Extract the full set of records that follows, word for word.

*** Provided records Section Begins ***

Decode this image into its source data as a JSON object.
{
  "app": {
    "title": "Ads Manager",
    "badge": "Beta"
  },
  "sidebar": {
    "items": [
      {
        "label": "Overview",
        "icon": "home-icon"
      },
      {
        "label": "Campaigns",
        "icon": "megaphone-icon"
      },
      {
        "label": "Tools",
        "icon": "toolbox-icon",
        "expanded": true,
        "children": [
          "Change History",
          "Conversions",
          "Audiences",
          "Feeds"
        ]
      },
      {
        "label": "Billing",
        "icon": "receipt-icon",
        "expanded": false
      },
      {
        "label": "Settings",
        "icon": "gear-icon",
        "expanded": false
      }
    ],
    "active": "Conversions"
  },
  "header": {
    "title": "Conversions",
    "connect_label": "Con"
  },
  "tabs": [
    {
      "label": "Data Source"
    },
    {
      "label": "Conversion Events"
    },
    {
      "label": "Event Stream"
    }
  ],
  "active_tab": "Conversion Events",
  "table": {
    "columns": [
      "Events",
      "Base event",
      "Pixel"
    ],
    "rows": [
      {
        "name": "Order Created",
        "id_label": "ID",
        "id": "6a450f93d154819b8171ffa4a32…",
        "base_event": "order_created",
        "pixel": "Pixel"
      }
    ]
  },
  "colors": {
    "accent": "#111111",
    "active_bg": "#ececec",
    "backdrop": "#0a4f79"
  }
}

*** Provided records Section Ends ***

▶ Answer space
Decode this image into its source data as a JSON object.
{
  "app": {
    "title": "Ads Manager",
    "badge": "Beta"
  },
  "sidebar": {
    "items": [
      {
        "label": "Overview",
        "icon": "home-icon"
      },
      {
        "label": "Campaigns",
        "icon": "megaphone-icon"
      },
      {
        "label": "Tools",
        "icon": "toolbox-icon",
        "expanded": true,
        "children": [
          "Change History",
          "Conversions",
          "Audiences",
          "Feeds"
        ]
      },
      {
        "label": "Billing",
        "icon": "receipt-icon",
        "expanded": false
      },
      {
        "label": "Settings",
        "icon": "gear-icon",
        "expanded": false
      }
    ],
    "active": "Conversions"
  },
  "header": {
    "title": "Conversions",
    "connect_label": "Con"
  },
  "tabs": [
    {
      "label": "Data Source"
    },
    {
      "label": "Conversion Events"
    },
    {
      "label": "Event Stream"
    }
  ],
  "active_tab": "Conversion Events",
  "table": {
    "columns": [
      "Events",
      "Base event",
      "Pixel"
    ],
    "rows": [
      {
        "name": "Order Created",
        "id_label": "ID",
        "id": "6a450f93d154819b8171ffa4a32…",
        "base_event": "order_created",
        "pixel": "Pixel"
      }
    ]
  },
  "colors": {
    "accent": "#111111",
    "active_bg": "#ececec",
    "backdrop": "#0a4f79"
  }
}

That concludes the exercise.